For many people, starting a business is a long-held dream made into a necessity by the economic downturn. The number of new business start-ups has grown steadily throughout the decade, averaging more than 600,000 in each of the past nine years.
Unfortunately, many of those businesses fail. According to the Small Business Administration, business closings and failures are almost as high each year as start-ups. In 2008, the last year for which statistics are available, there were 627,200 business start-ups, 595,600 business closures, and 43,546 bankruptcies in the U.S.
Seven out of ten new employer firms survive at least two years, but only about half survive five.
#b#Donna DiDomenico#/b# and #b#Cheryl Patnick#/b#, who recently opened their own separate businesses, hope to reduce that failure rate when they present “DREAM: Five Steps to Start a Business” at SCORE Princceton on Tuesday, March 9, at 6:45 p.m. at the Princeton Public Library. The presentation is free.
Call 609-393-0505 or visit www.scoreprinceton.org.
Patnick is president of Capella Consultants in Pennington, a human resources and management consulting group “dedicated to harnessing the potential and maximizing the performance of employees,” according to the company’s website.
She holds a bachelor’s degree in business administration from the University of Richmond.
DiDomenico realized her long-held dream of opening her own business last January.

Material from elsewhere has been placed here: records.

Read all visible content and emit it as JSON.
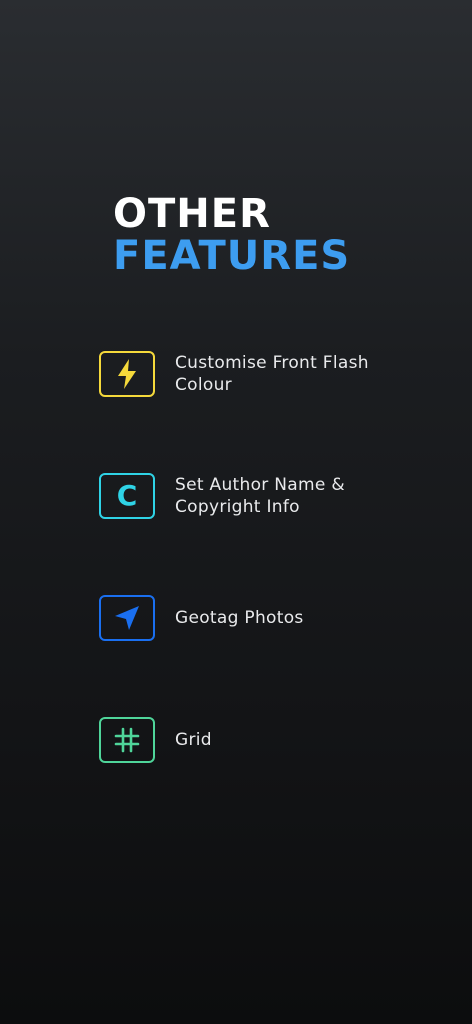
{
  "heading": {
    "line1": "OTHER",
    "line2": "FEATURES"
  },
  "colors": {
    "accent_blue": "#3d9df0",
    "flash": "#f5d93b",
    "author": "#2fd3e6",
    "geotag": "#1a6ff0",
    "grid": "#4fd59a"
  },
  "features": [
    {
      "icon": "lightning-icon",
      "label": "Customise Front Flash\nColour"
    },
    {
      "icon": "letter-c-icon",
      "icon_text": "C",
      "label": "Set Author Name &\nCopyright Info"
    },
    {
      "icon": "location-arrow-icon",
      "label": "Geotag Photos"
    },
    {
      "icon": "grid-hash-icon",
      "label": "Grid"
    }
  ]
}
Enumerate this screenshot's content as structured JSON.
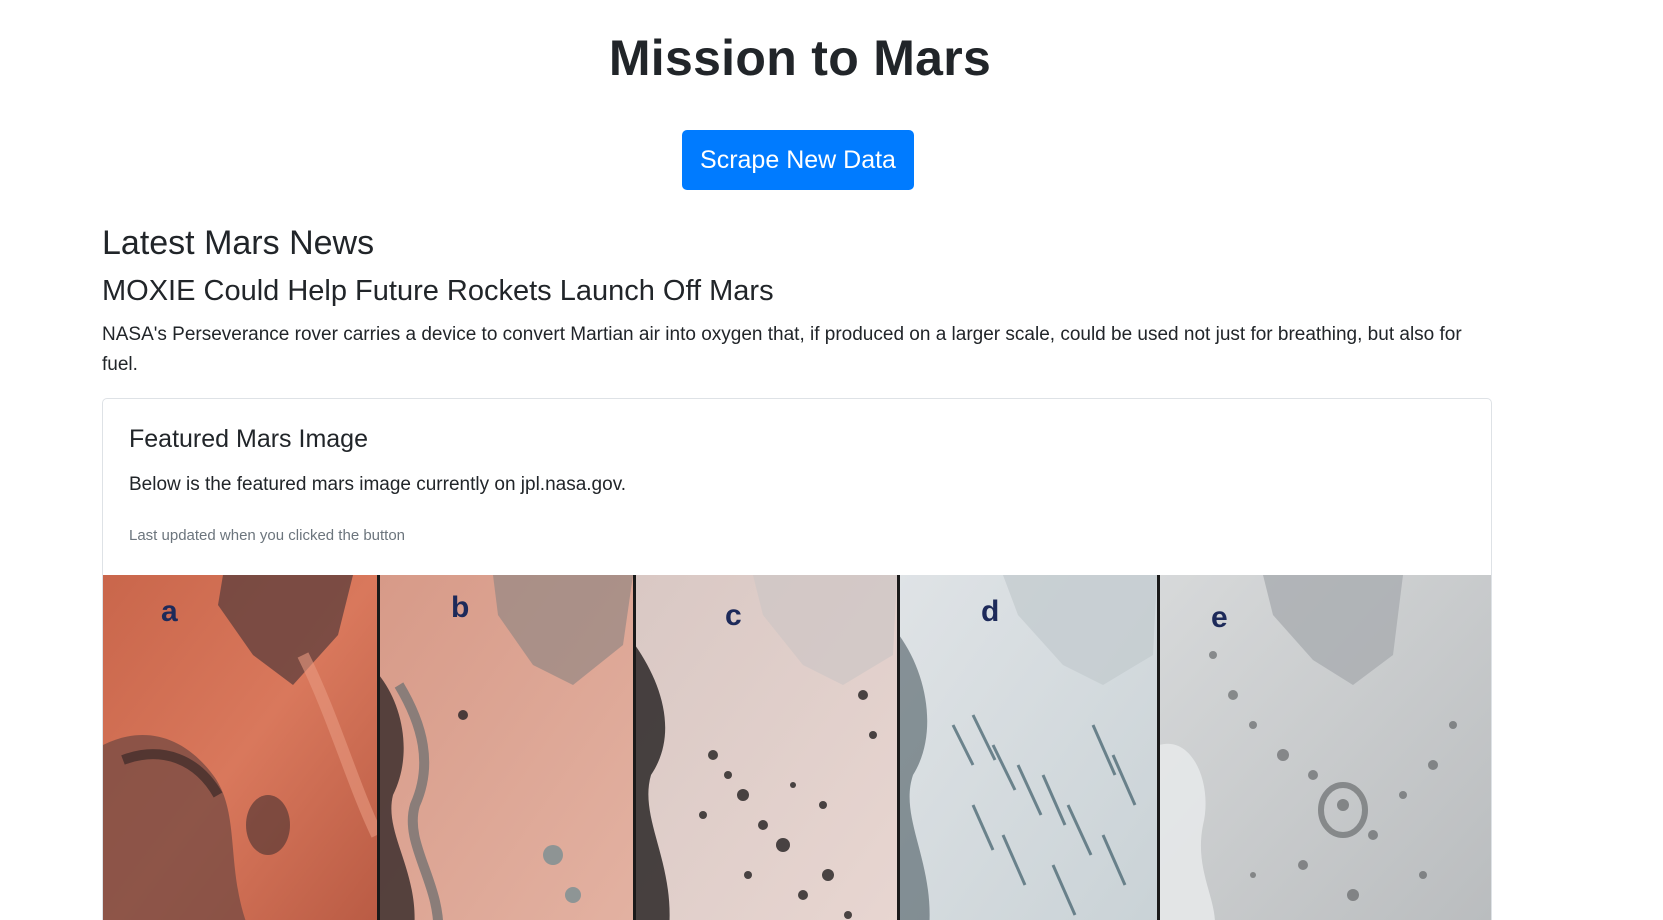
{
  "page": {
    "title": "Mission to Mars",
    "scrape_button_label": "Scrape New Data"
  },
  "news": {
    "section_heading": "Latest Mars News",
    "title": "MOXIE Could Help Future Rockets Launch Off Mars",
    "teaser": "NASA's Perseverance rover carries a device to convert Martian air into oxygen that, if produced on a larger scale, could be used not just for breathing, but also for fuel."
  },
  "featured_image": {
    "card_title": "Featured Mars Image",
    "card_text": "Below is the featured mars image currently on jpl.nasa.gov.",
    "card_muted": "Last updated when you clicked the button",
    "panel_labels": [
      "a",
      "b",
      "c",
      "d",
      "e"
    ]
  },
  "colors": {
    "primary_button": "#007bff",
    "muted_text": "#6c757d",
    "card_border": "#dee2e6"
  }
}
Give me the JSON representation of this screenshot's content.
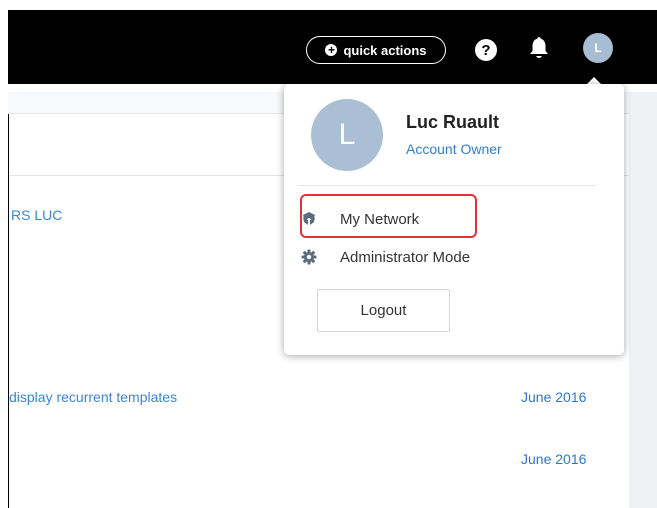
{
  "header": {
    "quick_actions_label": "quick actions",
    "avatar_initial": "L"
  },
  "content": {
    "link_partial_1": "RS LUC",
    "link_partial_2": "display recurrent templates",
    "date_1": "June 2016",
    "date_2": "June 2016"
  },
  "dropdown": {
    "avatar_initial": "L",
    "user_name": "Luc Ruault",
    "user_role": "Account Owner",
    "items": [
      {
        "label": "My Network",
        "icon": "network-icon"
      },
      {
        "label": "Administrator Mode",
        "icon": "gear-icon"
      }
    ],
    "logout_label": "Logout"
  },
  "colors": {
    "topbar": "#000000",
    "link": "#3a86d9",
    "avatar": "#aabfd4",
    "highlight": "#e5313a"
  }
}
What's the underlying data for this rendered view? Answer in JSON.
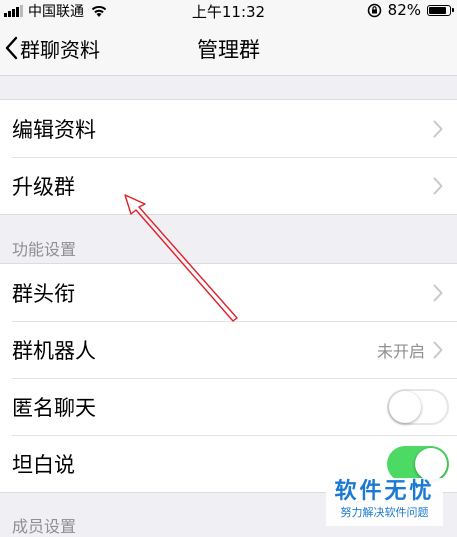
{
  "status_bar": {
    "carrier": "中国联通",
    "time": "上午11:32",
    "battery": "82%"
  },
  "nav": {
    "back_label": "群聊资料",
    "title": "管理群"
  },
  "group1": {
    "items": [
      {
        "label": "编辑资料"
      },
      {
        "label": "升级群"
      }
    ]
  },
  "features": {
    "header": "功能设置",
    "items": [
      {
        "label": "群头衔"
      },
      {
        "label": "群机器人",
        "value": "未开启"
      },
      {
        "label": "匿名聊天",
        "toggle": "off"
      },
      {
        "label": "坦白说",
        "toggle": "on"
      }
    ]
  },
  "members": {
    "header": "成员设置"
  },
  "watermark": {
    "main": "软件无忧",
    "sub": "努力解决软件问题"
  },
  "colors": {
    "toggle_on": "#4cd964",
    "annotation_arrow": "#e0202a",
    "watermark": "#1b79d4"
  },
  "icons": [
    "wifi-icon",
    "orientation-lock-icon",
    "battery-icon",
    "back-chevron-icon",
    "chevron-right-icon"
  ]
}
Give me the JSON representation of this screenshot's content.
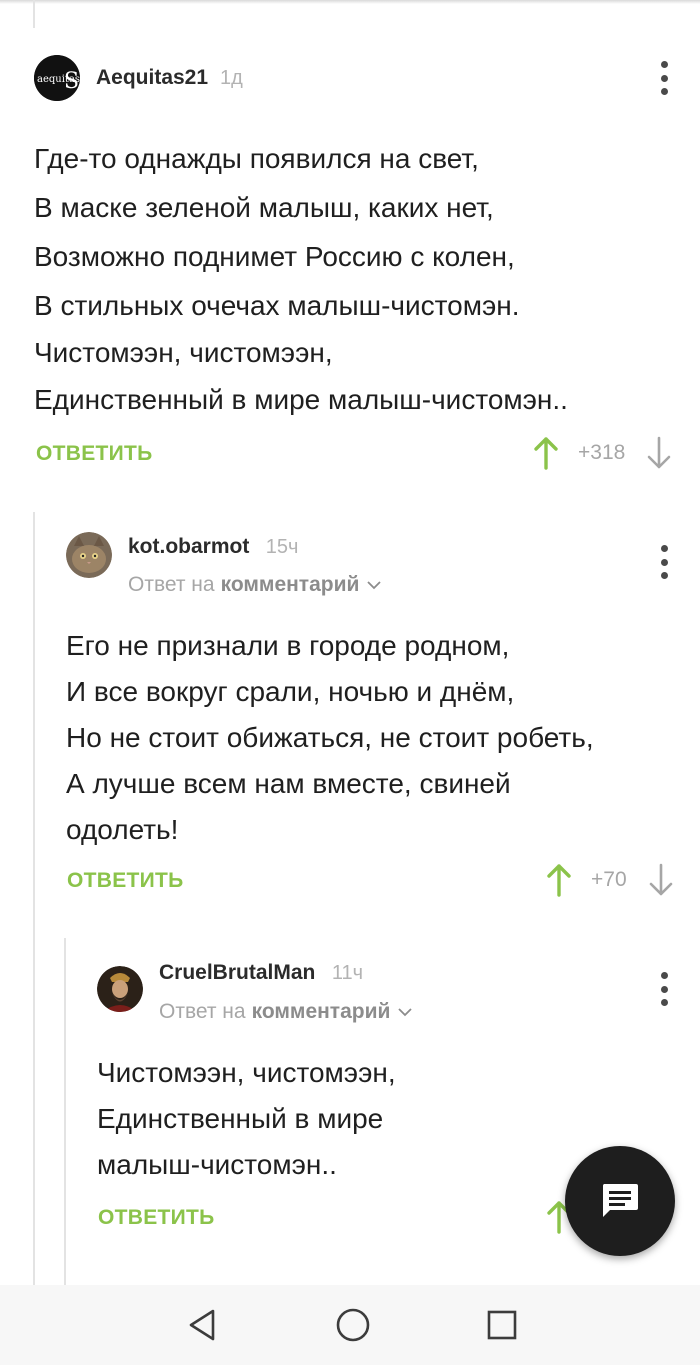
{
  "comments": [
    {
      "author": "Aequitas21",
      "time": "1д",
      "avatar_text": "aequitas",
      "lines": [
        "Где-то однажды появился на свет,",
        "В маске зеленой малыш, каких нет,",
        "Возможно поднимет Россию с колен,",
        "В стильных очечах малыш-чистомэн.",
        "Чистомээн, чистомээн,",
        "Единственный в мире малыш-чистомэн.."
      ],
      "reply_label": "ОТВЕТИТЬ",
      "score": "+318"
    },
    {
      "author": "kot.obarmot",
      "time": "15ч",
      "reply_prefix": "Ответ на",
      "reply_target": "комментарий",
      "lines": [
        "Его не признали в городе родном,",
        "И все вокруг срали, ночью и днём,",
        "Но не стоит обижаться, не стоит робеть,",
        "А лучше всем нам вместе, свиней",
        "одолеть!"
      ],
      "reply_label": "ОТВЕТИТЬ",
      "score": "+70"
    },
    {
      "author": "CruelBrutalMan",
      "time": "11ч",
      "reply_prefix": "Ответ на",
      "reply_target": "комментарий",
      "lines": [
        "Чистомээн, чистомээн,",
        "Единственный в мире",
        "малыш-чистомэн.."
      ],
      "reply_label": "ОТВЕТИТЬ"
    }
  ],
  "icons": {
    "upvote": "arrow-up-icon",
    "downvote": "arrow-down-icon",
    "more": "kebab-menu-icon",
    "chevron": "chevron-down-icon",
    "fab": "comment-icon",
    "nav_back": "back-triangle-icon",
    "nav_home": "home-circle-icon",
    "nav_recent": "recents-square-icon"
  },
  "colors": {
    "accent_green": "#8bc34a",
    "text": "#1f1f1f",
    "muted": "#a6a6a6",
    "fab": "#1e1e1e"
  }
}
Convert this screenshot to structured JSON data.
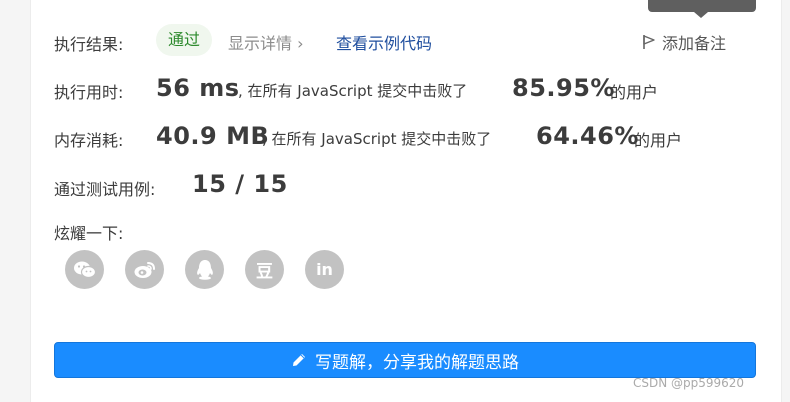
{
  "result": {
    "label": "执行结果:",
    "status": "通过",
    "details": "显示详情 ›",
    "example_link": "查看示例代码",
    "note": "添加备注"
  },
  "runtime": {
    "label": "执行用时:",
    "value": "56 ms",
    "mid": ", 在所有 JavaScript 提交中击败了",
    "percent": "85.95%",
    "suffix": "的用户"
  },
  "memory": {
    "label": "内存消耗:",
    "value": "40.9 MB",
    "mid": ", 在所有 JavaScript 提交中击败了",
    "percent": "64.46%",
    "suffix": "的用户"
  },
  "tests": {
    "label": "通过测试用例:",
    "value": "15 / 15"
  },
  "share": {
    "label": "炫耀一下:",
    "icons": [
      "wechat-icon",
      "weibo-icon",
      "qq-icon",
      "douban-icon",
      "linkedin-icon"
    ],
    "douban_glyph": "豆",
    "linkedin_glyph": "in"
  },
  "write_button": {
    "label": "写题解，分享我的解题思路",
    "icon": "pencil-icon",
    "color": "#1a8cff"
  },
  "watermark": "CSDN @pp599620"
}
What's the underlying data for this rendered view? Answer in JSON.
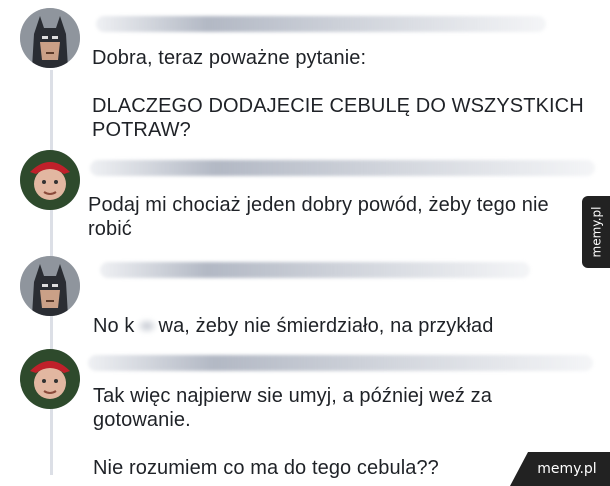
{
  "watermark": {
    "side": "memy.pl",
    "corner": "memy.pl"
  },
  "comments": [
    {
      "author_icon": "batman-avatar",
      "lines": "Dobra, teraz poważne pytanie:\n\nDLACZEGO DODAJECIE CEBULĘ DO WSZYSTKICH\nPOTRAW?"
    },
    {
      "author_icon": "elf-avatar",
      "lines": "Podaj mi chociaż jeden dobry powód, żeby tego nie\nrobić"
    },
    {
      "author_icon": "batman-avatar",
      "prefix": "No k",
      "suffix": "wa, żeby nie śmierdziało, na przykład"
    },
    {
      "author_icon": "elf-avatar",
      "lines": "Tak więc najpierw sie umyj, a później weź za\ngotowanie.\n\nNie rozumiem co ma do tego cebula??"
    }
  ]
}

Development Specialists, based in Hamilton, is a consulting firm that helps business with employee training and performance development.
She has spent more than 25 years designing custom training systems and employee development programs for corporations and is a trainer of trainers.
DiDomenico received her bachelor’s in marketing education and her master’s in business education from Rider University in the early 1980s. She now teaches courses in business there also.
While she was drawn to teaching, DiDomenico always knew that someday she would own her own business. “My parents were business owners and I wanted to be a CEO back when CEOs were still the good guys,” she says.
She and Patnick have developed their five-step process to help other business owners speed through some of the bumps they’ve experienced along the road. “There are so many people out there who want to start a business but just don’t know how,” she says. “There are many resources out there, but we didn’t find anything that covered the whole process from start to finish.”
Their “DREAM” acronym stands for “Develop, Refine, Execute, Assess and Make it Happen.” Patnick describes it as “a creative-step process that simplifies starting a business by developing an entrepreneur’s idea.”
#b#Develop.#/b# The first step in the process for every person who is thinking of opening a business is to take a look at their core idea and develop it. “Write it down, put it in a format that you can share, and then go network,” says DiDomenico. After writing down all of the ideas, she suggests the fledgling business owner make a list of everyone they know who may be able to help them.
“Where do you go and who do you know there?” she asks. Church, work, family, and social groups are all possibilities. “Don’t forget those second level connections,” she says. Who do you know who knows someone who could help you?
#b#Refine#/b#. Once you have received as much feedback as possible on your idea, it is time to go back to develop your plans based on that information. “Think about who would buy your product or service. Think about what you need to take your idea and bring it to the marketplace,” says DiDomenico.
#b#Execute#/b#. “We have an outline to work through that will help the business owner develop their business plan,” says DiDomenico. “Now is the time to think about a budget. What will you need to buy in order to start your business? What are your goals? How much money will you need to accomplish them?”
DiDomenico suggests developing major milestones, setting up goals to accomplish in one month, three months, a year, and so on. “You need to prioritize your action steps and test your goal statement,” she says. “Compare your goals with your action plan and make sure that it can work.”
#b#Assess#/b#. Have you achieved your goals? In what areas do you need to improve? DiDomenico suggests that this is the time to look at your competition and do a competitive analysis. “What is your competition doing that you can do?” she asks. It is important for business owners to continually look at their original plan, see where they can move forward, and keep improving on the plan.
#b#Make it happen#/b#. “This is the motivational section of DREAM,” says DiDomenico. “If you have really done your work on the first four steps you will make your dream of a successful business happen.”
DiDomenico says the process “will really help the new business owner work through a lot of the planning they need to do in a very short period of time. A lot of people have great ideas for a business but they just never make it happen. This process makes it easy.”